[Data entries]
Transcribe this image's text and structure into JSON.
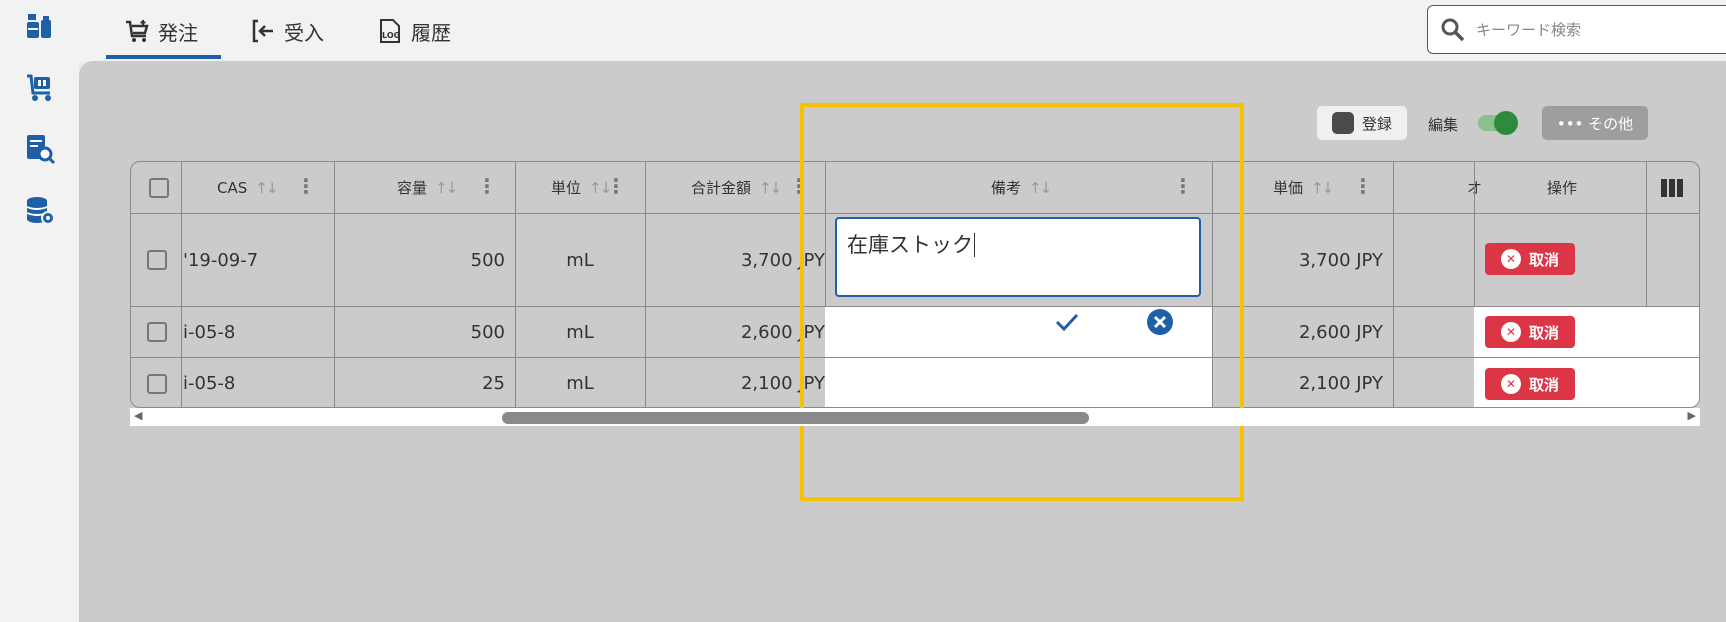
{
  "sidebar": {
    "icons": [
      "chemicals-icon",
      "cart-icon",
      "document-search-icon",
      "database-settings-icon"
    ]
  },
  "tabs": [
    {
      "label": "発注",
      "icon": "cart-icon",
      "active": true
    },
    {
      "label": "受入",
      "icon": "sign-in-icon",
      "active": false
    },
    {
      "label": "履歴",
      "icon": "log-icon",
      "active": false
    }
  ],
  "search": {
    "placeholder": "キーワード検索"
  },
  "toolbar": {
    "register_label": "登録",
    "edit_label": "編集",
    "edit_enabled": true,
    "other_label": "••• その他"
  },
  "table": {
    "columns": {
      "cas": "CAS",
      "volume": "容量",
      "unit": "単位",
      "total": "合計金額",
      "remarks": "備考",
      "unit_price": "単価",
      "hidden": "オ",
      "actions": "操作"
    },
    "rows": [
      {
        "cas": "'19-09-7",
        "volume": "500",
        "unit": "mL",
        "total": "3,700 JPY",
        "remarks": "",
        "unit_price": "3,700 JPY",
        "action": "取消"
      },
      {
        "cas": "i-05-8",
        "volume": "500",
        "unit": "mL",
        "total": "2,600 JPY",
        "remarks": "",
        "unit_price": "2,600 JPY",
        "action": "取消"
      },
      {
        "cas": "i-05-8",
        "volume": "25",
        "unit": "mL",
        "total": "2,100 JPY",
        "remarks": "",
        "unit_price": "2,100 JPY",
        "action": "取消"
      }
    ],
    "editor_value": "在庫ストック"
  },
  "colors": {
    "accent": "#1f5fa8",
    "danger": "#dc3545",
    "highlight": "#f5c200",
    "toggle": "#2e8b3e"
  }
}
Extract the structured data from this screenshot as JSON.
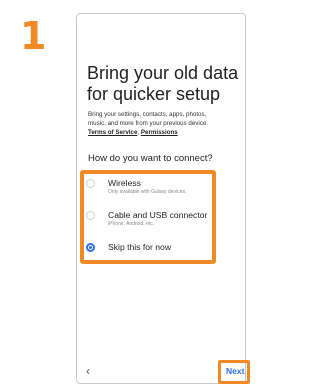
{
  "step": {
    "number": "1",
    "color": "#f08a24"
  },
  "screen": {
    "title_line1": "Bring your old data",
    "title_line2": "for quicker setup",
    "description_line1": "Bring your settings, contacts, apps, photos,",
    "description_line2": "music, and more from your previous device.",
    "terms_link": "Terms of Service",
    "terms_separator": ",",
    "permissions_link": "Permissions",
    "question": "How do you want to connect?"
  },
  "options": [
    {
      "label": "Wireless",
      "sublabel": "Only available with Galaxy devices.",
      "selected": false
    },
    {
      "label": "Cable and USB connector",
      "sublabel": "iPhone, Android, etc.",
      "selected": false
    },
    {
      "label": "Skip this for now",
      "sublabel": "",
      "selected": true
    }
  ],
  "nav": {
    "back_icon": "chevron-left-icon",
    "back_glyph": "‹",
    "next_label": "Next"
  },
  "colors": {
    "highlight": "#f08a24",
    "accent": "#2e6ef0"
  }
}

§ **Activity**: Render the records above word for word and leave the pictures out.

§ **Task answer**:
Transcribe this image's text and structure into JSON.
{
  "sidebar": {
    "icons": [
      "chemicals-icon",
      "cart-icon",
      "document-search-icon",
      "database-settings-icon"
    ]
  },
  "tabs": [
    {
      "label": "発注",
      "icon": "cart-icon",
      "active": true
    },
    {
      "label": "受入",
      "icon": "sign-in-icon",
      "active": false
    },
    {
      "label": "履歴",
      "icon": "log-icon",
      "active": false
    }
  ],
  "search": {
    "placeholder": "キーワード検索"
  },
  "toolbar": {
    "register_label": "登録",
    "edit_label": "編集",
    "edit_enabled": true,
    "other_label": "••• その他"
  },
  "table": {
    "columns": {
      "cas": "CAS",
      "volume": "容量",
      "unit": "単位",
      "total": "合計金額",
      "remarks": "備考",
      "unit_price": "単価",
      "hidden": "オ",
      "actions": "操作"
    },
    "rows": [
      {
        "cas": "'19-09-7",
        "volume": "500",
        "unit": "mL",
        "total": "3,700 JPY",
        "remarks": "",
        "unit_price": "3,700 JPY",
        "action": "取消"
      },
      {
        "cas": "i-05-8",
        "volume": "500",
        "unit": "mL",
        "total": "2,600 JPY",
        "remarks": "",
        "unit_price": "2,600 JPY",
        "action": "取消"
      },
      {
        "cas": "i-05-8",
        "volume": "25",
        "unit": "mL",
        "total": "2,100 JPY",
        "remarks": "",
        "unit_price": "2,100 JPY",
        "action": "取消"
      }
    ],
    "editor_value": "在庫ストック"
  },
  "colors": {
    "accent": "#1f5fa8",
    "danger": "#dc3545",
    "highlight": "#f5c200",
    "toggle": "#2e8b3e"
  }
}
Extract the structured data from this screenshot as JSON.
{
  "step": {
    "number": "1",
    "color": "#f08a24"
  },
  "screen": {
    "title_line1": "Bring your old data",
    "title_line2": "for quicker setup",
    "description_line1": "Bring your settings, contacts, apps, photos,",
    "description_line2": "music, and more from your previous device.",
    "terms_link": "Terms of Service",
    "terms_separator": ",",
    "permissions_link": "Permissions",
    "question": "How do you want to connect?"
  },
  "options": [
    {
      "label": "Wireless",
      "sublabel": "Only available with Galaxy devices.",
      "selected": false
    },
    {
      "label": "Cable and USB connector",
      "sublabel": "iPhone, Android, etc.",
      "selected": false
    },
    {
      "label": "Skip this for now",
      "sublabel": "",
      "selected": true
    }
  ],
  "nav": {
    "back_icon": "chevron-left-icon",
    "back_glyph": "‹",
    "next_label": "Next"
  },
  "colors": {
    "highlight": "#f08a24",
    "accent": "#2e6ef0"
  }
}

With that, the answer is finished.